Ethics and Reproductive Issues - The Dilemma of Choice (Lesson Plans/Lesson Activities)

Description: This lesson introduces students to the ethical implications of using our growing knowledge about the human genome to improve our personal and public health.

Genetic Disease Webquest (Lesson Plans/Lesson Activities)

Description: A game perfect for the classroom. Your students become members of an elite medical investigation team, called into action because of a high number of mysterious infant deaths in a remote community in New Mexico. It is unclear whether the deaths are a result of an infectious disease or an inherited gene. As part of the investigation, your students must determine the cause of the deaths and what can be done to save the lives of other children in this community.

Genetic Testing - Protecting Health or Denying Rights? (Lesson Plans/Lesson Activities)

Description: Case scenario and discussion questions on genetic testing

Genetic Testing: Road Map or Crystal Ball? (Lesson Plans/Lesson Activities)

Description: Students are exposed to the pros and cons of genetic testing and must take a stand by writing a position paper, after viewing the "Who Gets to Know?" video and/or reading case studies from the Our Genes/Our Choices series.

Genetics and Reproduction (Lesson Plans/Lesson Activities)

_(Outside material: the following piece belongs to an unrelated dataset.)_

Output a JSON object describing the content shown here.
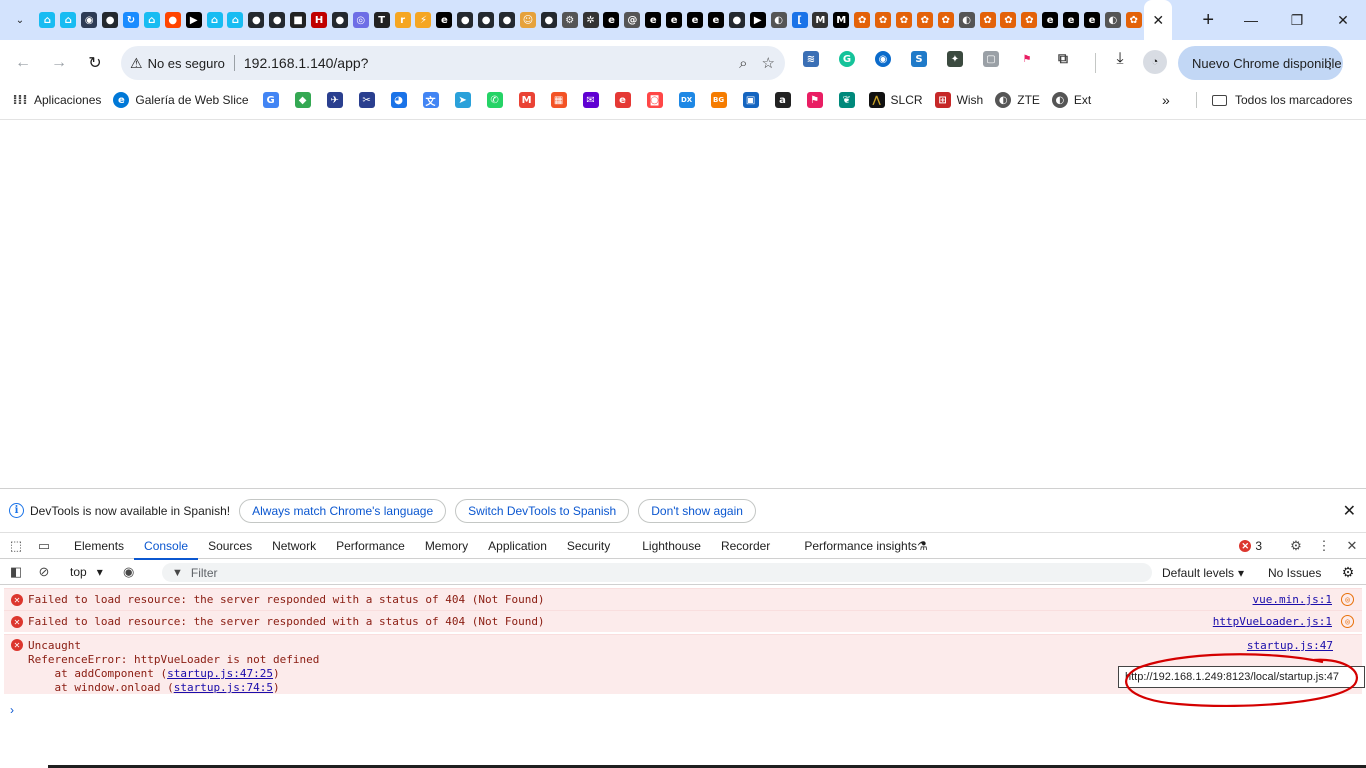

Description: This lesson addresses the genetic reproductive technologies that are being used by individuals who, for a variety of reasons, wish to know and/or have some choice about the genetic makeup of their children. It begins with a discussion of the technologies that can reveal the genetic makeup of fetuses and then moves on to a technology called preimplantation genetic diagnosis (PGD). The goal of this lesson is to give students an opportunity to discuss many aspects of PGD such that they become aware of the diversity of opinions surrounding PGD.

Personalized Medicine (Lesson Plans/Lesson Activities)

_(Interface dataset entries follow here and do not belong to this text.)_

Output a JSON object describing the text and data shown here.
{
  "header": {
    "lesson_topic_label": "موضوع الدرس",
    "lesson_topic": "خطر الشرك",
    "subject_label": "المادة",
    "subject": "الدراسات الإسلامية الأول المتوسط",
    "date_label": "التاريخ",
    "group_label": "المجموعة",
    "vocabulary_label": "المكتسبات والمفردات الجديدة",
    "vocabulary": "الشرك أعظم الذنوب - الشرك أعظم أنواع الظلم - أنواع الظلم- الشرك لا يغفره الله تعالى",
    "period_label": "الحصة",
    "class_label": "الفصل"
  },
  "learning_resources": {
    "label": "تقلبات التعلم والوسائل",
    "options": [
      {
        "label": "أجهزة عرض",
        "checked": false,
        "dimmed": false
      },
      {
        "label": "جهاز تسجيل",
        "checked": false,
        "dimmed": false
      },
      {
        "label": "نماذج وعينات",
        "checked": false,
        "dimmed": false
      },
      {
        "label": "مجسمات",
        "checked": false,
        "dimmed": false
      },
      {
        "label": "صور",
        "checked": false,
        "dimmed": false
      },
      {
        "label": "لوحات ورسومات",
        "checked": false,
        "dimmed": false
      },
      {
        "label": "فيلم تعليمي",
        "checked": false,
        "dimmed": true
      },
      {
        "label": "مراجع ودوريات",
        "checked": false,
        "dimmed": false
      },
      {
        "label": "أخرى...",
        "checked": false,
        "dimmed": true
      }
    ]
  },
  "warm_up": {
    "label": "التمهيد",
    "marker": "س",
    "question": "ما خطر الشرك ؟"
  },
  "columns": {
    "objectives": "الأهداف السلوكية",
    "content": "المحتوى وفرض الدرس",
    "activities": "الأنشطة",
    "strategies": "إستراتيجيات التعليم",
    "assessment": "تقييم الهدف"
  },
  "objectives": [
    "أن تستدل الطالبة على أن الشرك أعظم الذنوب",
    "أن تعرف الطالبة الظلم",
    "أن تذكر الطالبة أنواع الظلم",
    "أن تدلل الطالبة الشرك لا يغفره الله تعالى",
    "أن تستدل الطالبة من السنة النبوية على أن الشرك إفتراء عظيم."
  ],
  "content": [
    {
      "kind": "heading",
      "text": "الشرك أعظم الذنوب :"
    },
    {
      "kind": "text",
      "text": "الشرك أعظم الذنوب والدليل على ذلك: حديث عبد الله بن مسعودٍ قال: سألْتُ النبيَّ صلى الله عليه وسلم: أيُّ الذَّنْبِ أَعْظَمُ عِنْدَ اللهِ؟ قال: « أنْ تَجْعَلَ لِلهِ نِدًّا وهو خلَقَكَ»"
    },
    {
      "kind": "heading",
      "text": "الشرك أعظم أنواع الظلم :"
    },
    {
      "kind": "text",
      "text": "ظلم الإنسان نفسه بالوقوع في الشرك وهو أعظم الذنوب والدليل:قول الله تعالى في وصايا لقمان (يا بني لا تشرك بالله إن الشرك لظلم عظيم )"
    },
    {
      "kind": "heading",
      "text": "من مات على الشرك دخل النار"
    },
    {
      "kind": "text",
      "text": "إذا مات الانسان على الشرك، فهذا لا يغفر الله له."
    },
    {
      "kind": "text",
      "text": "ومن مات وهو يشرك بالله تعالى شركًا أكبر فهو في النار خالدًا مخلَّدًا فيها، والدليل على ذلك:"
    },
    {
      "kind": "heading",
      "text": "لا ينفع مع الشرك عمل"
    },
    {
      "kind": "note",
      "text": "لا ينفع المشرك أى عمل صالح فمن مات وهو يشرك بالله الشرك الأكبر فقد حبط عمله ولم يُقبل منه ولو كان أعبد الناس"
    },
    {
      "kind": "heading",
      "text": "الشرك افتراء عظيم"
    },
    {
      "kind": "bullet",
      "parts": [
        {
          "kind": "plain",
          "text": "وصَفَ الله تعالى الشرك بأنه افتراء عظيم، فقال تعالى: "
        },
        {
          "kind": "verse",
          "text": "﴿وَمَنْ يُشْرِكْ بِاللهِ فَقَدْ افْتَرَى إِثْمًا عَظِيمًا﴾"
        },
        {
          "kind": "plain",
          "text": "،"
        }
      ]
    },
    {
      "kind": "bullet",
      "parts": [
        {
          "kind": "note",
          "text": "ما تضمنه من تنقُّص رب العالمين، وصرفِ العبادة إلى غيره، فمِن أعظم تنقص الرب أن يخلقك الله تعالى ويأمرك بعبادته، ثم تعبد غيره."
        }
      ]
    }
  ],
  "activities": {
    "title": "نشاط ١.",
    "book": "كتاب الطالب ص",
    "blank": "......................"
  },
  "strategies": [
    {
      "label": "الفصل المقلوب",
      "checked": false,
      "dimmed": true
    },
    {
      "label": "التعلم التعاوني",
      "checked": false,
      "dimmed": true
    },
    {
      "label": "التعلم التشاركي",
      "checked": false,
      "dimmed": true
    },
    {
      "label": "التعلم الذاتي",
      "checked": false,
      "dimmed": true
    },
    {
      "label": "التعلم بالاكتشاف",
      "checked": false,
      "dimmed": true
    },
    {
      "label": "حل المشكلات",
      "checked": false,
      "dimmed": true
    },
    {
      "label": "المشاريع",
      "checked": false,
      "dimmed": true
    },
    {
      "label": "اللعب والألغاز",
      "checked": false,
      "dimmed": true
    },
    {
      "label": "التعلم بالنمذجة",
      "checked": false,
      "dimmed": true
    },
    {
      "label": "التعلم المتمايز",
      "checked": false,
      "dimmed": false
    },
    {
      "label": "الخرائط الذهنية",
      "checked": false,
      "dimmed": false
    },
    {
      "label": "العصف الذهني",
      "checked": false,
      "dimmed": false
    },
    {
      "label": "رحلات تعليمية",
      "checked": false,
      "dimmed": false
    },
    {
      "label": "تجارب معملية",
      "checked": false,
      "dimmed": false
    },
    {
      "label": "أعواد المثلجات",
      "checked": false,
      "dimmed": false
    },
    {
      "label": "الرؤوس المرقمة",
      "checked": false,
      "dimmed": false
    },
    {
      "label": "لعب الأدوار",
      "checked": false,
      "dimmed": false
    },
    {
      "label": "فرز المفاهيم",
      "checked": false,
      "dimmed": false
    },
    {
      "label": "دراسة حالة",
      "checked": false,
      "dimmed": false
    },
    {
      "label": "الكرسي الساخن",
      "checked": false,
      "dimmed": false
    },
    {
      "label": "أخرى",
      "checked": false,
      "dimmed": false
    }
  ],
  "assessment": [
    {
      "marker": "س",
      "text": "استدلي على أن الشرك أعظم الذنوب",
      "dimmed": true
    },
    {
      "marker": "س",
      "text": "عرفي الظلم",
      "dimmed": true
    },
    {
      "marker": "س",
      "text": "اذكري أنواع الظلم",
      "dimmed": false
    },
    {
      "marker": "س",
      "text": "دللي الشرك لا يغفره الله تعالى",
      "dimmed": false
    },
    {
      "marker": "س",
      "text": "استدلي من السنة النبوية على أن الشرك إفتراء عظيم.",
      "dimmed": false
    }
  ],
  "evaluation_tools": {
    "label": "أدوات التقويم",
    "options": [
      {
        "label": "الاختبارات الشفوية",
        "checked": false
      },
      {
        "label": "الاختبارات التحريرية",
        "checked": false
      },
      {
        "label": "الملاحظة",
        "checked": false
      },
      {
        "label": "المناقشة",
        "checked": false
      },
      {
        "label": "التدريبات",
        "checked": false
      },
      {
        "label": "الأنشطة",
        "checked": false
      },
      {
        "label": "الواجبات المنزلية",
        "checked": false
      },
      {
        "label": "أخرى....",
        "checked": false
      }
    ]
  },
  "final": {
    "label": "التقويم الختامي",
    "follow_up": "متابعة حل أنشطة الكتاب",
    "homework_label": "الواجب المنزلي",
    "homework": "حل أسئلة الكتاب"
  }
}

Description: Personalized medicine, also referred to as precision medicine, holds great promise to improve healthcare. As the cost of genetic analysis decreases and research advances, it is becoming increasingly possible to include the genetic make-up of a person in the repertoire of tools that inform his or her healthcare. This lesson asks students to delve into the hopes and challenges of personalized medicine and to consider the practical applications of genetic analysis in medicine.

Personalized Medicine (aka Pharmacogenomics) (Lesson Plans/Lesson Activities)

Description: In this teaching module students will learn about the concept of personalized medicine; how differences in our genes affect whether a drug treatment will be successful or have serious side effects, and how we can use this information to customize treatments for individual patients. Students will participate in a hands-on activity to further demonstrate how subtle genetic differences affect a patients response to medication.

The Probabilities of Problems: A Look at Inheritance (Lesson Plans/Lesson Activities)

Description: Students learn how to calculate the the probabilities of passing on certain genetic disorders and then evaluate case studies involving genetic testing.


Molecular Basis of Heredity: Part 4. Gene Identification and Tests

Description: Raye Lynn Alford, PhD, discusses processes of gene identification for purposes of disease research through specialized technologies and tests.

The Burden of Knowing

Description: Genetic tests reveal important information that could help save lives. But the knowledge comes with a cost, both to individuals struggling with life-altering decisions and to their families, who must also confront their genetic destiny.